From Mark Murray, Huma Zaidi, Lauren Appelbaum, and Carrie Dann
As he prepares for his State of the Union address next week, President Bush has no public events today or tomorrow. Consequently, the center of the GOP universe shifts a few blocks -- from 1600 Pennsylvania Avenue to the downtown Grand Hyatt in DC, where Republicans are gathering for the RNC's winter meeting to discuss their lessons learned from the 2006 midterms. There are two big events today: House Minority Leader John Boehner's speech at lunch and outgoing RNC chairman Ken Mehlman's farewell address later in the afternoon. Tomorrow, the party elects its new chair, Florida Sen. Mel Martinez.
Per excerpts provided by his office, Boehner will say, "Democrats didn't win this election. Republicans lost." He will add: "Over time, we became less interested in developing new, innovative, conservative solutions to America's problems. The Republican brand became diluted and voters went the other way." Mehlman, meanwhile, will discuss how ethics problems and scandals hurt the party in 2006. "If there are Republicans for whom influence or power or money have become more important than serving the public and the nation, then let me make it perfectly clear: We don't want you," he will say, according to an advanced copy of the speech.
But neither man, it seems, will devote much attention to another issue that contributed to the GOP's losses in 2006: Iraq. However, it's certainly on the minds of many Republicans. As conservative columnist Bob Novak writes today, "One nationally prominent Republican pollster reported confidentially on Capitol Hill after the president's speech that if U.S. boots are still on the ground in Iraq and U.S. blood is still being spilled there at the end of the year, the GOP disaster in 2008 will eclipse 2006."
Another thing that Mehlman will mention today is the biggest imprint he has tried to leave on his party: broadening the GOP's tent to minorities. That hasn't been easy or without controversy: Your First Read team remembers attending one of Mehlman's first speeches as RNC chair, in which he spoke to a GOP-friendly audience of African Americans at Howard University. Halfway through the speech, a student protestor loudly interrupted the event, raising issue that dissenting voices weren't invited. The student then wrestled with a security guard until they crashed into the press corps -- including us.

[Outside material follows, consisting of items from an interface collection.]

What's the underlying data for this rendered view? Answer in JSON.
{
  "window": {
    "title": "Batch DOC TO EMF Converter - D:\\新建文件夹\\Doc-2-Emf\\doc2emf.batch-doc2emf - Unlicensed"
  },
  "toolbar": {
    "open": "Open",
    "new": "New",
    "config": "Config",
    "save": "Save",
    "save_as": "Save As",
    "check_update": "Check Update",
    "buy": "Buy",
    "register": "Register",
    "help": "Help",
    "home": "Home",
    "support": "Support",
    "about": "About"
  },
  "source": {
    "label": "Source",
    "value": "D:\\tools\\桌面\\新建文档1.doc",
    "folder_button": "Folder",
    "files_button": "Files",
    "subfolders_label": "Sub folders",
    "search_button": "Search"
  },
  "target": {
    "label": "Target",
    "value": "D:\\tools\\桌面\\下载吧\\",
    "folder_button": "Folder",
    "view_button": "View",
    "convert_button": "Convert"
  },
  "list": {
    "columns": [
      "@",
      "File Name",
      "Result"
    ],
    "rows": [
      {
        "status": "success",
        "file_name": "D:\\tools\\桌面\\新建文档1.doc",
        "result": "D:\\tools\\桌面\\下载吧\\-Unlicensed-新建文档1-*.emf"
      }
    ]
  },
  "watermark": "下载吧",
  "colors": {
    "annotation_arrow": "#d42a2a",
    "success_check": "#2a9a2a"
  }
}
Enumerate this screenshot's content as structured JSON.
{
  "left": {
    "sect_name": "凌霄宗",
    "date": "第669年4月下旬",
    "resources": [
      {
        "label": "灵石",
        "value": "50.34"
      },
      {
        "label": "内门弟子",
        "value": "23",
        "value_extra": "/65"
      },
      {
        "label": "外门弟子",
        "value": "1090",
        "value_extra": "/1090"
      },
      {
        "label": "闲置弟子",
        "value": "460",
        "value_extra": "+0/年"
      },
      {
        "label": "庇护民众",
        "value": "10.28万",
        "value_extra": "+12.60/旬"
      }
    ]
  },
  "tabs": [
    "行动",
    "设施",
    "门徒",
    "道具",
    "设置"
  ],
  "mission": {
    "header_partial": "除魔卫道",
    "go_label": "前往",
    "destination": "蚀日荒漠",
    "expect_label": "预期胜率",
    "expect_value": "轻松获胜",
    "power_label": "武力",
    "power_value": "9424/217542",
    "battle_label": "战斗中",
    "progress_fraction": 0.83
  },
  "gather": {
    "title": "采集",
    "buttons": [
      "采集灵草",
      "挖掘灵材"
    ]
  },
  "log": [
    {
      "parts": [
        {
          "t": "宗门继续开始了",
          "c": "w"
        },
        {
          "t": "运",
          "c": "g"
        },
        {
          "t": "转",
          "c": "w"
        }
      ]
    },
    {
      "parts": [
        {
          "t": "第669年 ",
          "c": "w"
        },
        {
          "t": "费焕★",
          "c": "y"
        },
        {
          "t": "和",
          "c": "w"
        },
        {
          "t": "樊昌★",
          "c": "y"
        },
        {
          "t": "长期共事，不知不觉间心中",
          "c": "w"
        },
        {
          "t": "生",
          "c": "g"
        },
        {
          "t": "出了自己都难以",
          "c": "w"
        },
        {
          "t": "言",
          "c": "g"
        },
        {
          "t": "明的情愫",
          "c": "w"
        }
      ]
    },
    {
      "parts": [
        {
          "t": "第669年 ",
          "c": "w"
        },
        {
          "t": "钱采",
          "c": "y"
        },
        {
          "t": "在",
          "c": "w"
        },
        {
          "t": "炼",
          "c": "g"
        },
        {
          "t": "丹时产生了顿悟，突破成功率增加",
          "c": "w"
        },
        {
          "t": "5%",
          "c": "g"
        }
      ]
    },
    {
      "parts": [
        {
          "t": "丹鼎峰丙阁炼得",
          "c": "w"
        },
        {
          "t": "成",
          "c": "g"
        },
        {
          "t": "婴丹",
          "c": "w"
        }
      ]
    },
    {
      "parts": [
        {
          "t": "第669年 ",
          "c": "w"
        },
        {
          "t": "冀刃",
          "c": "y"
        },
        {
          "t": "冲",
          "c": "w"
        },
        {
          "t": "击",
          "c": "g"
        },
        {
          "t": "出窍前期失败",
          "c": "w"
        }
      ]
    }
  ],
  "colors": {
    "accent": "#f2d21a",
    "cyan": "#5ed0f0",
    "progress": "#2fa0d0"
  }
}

Mehlman certainly had his share of success with this outreach. In the 2004 presidential election, when he served as Bush's campaign manager, Bush won a much larger share of the Hispanic vote. In addition, the party had three African Americans run for high office in 2006 -- Ken Blackwell in Ohio, Michael Steele in Maryland, and Lynn Swann in Pennsylvania -- who won their respective nominations. But there were also failures: The GOP lost ground with Hispanics in last year's midterms, and all three of those African-Americans candidates lost (two of them badly) in the general election.
Much of it wasn't Mehlman's fault. The Bush Administration's botched response to Hurricane Katrina and the GOP's divisive debate on illegal immigration alienated some blacks and Hispanics in 2006. And you could argue that Steele might have won in blue Maryland had the overall political environment been better for Republicans. But observers were also puzzled to see an RNC that made minority outreach a goal -- and also apologized for the GOP's Southern Strategy -- air last year's controversial "Harold, call me" TV ad in Tennessee against Harold Ford (D), which suggested interracial dating. Mehlman and the RNC maintained, however, that the ad was an independent expenditure and thus the party couldn't control its content and couldn't pull it down.
Mehlman's imprint on the party is also clearly reflected by his successor, the Latino Mel Martinez. Yet as some party stalwarts now criticize Martinez for his pro-immigration views and as the 2008 race takes shape, the question becomes: Does the party move toward Mehlman's vision or away from it?